Collected data:
--- START ---

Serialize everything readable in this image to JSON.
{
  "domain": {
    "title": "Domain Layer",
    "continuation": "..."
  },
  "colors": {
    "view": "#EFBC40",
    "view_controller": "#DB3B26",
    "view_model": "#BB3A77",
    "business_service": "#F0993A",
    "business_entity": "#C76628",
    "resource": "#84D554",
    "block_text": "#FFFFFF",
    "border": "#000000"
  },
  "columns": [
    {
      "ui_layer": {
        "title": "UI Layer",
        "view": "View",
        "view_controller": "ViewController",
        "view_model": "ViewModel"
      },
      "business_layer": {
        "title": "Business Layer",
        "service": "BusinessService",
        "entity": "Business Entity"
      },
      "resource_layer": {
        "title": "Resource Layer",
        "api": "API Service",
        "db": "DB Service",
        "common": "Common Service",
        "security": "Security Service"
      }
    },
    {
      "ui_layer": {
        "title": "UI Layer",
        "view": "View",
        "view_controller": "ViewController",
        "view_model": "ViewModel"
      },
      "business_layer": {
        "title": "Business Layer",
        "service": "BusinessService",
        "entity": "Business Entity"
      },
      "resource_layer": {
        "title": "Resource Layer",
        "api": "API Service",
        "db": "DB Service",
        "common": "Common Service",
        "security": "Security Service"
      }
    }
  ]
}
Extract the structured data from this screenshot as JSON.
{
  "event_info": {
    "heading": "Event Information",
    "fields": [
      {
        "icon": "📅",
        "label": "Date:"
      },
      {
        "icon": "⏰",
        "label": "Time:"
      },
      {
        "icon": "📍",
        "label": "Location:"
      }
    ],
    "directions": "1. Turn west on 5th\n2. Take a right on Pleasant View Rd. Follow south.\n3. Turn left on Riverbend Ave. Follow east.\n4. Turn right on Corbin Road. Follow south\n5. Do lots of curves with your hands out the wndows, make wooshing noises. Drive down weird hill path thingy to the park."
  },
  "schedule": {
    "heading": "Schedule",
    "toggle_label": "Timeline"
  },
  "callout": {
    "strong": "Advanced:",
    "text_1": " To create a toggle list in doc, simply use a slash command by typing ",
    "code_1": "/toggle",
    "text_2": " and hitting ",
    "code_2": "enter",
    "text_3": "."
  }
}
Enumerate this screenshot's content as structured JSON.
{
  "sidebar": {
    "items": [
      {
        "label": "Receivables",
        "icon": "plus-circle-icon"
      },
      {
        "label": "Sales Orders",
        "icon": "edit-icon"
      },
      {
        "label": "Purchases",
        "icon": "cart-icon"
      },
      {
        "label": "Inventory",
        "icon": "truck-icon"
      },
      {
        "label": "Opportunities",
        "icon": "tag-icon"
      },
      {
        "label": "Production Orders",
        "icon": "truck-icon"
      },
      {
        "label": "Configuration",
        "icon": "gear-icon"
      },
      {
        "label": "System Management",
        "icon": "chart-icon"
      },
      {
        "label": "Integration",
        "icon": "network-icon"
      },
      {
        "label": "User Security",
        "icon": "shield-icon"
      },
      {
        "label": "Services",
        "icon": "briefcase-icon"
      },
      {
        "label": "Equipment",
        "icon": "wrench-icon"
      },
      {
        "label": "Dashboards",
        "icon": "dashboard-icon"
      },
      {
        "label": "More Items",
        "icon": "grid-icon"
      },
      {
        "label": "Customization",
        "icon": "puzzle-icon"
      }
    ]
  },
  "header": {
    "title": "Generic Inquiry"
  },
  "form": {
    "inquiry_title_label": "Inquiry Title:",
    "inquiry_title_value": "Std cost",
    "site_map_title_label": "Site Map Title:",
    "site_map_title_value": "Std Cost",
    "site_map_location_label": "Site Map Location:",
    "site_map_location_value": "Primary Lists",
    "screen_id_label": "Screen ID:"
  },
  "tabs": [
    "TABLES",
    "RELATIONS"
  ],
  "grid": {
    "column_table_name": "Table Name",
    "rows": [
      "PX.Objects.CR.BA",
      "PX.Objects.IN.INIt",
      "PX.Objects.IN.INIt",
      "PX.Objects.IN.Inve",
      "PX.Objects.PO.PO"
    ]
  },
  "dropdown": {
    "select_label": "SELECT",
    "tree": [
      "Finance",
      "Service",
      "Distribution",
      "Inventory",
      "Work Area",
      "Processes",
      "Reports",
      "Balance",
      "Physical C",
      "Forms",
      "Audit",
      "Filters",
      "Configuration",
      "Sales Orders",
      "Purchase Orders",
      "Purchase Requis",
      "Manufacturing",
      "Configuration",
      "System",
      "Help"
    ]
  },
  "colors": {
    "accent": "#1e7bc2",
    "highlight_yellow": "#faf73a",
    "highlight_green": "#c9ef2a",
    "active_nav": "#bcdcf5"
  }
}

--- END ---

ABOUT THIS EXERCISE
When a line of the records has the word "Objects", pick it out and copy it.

FINISHED EXERCISE
      "PX.Objects.CR.BA",
      "PX.Objects.IN.INIt",
      "PX.Objects.IN.INIt",
      "PX.Objects.IN.Inve",
      "PX.Objects.PO.PO"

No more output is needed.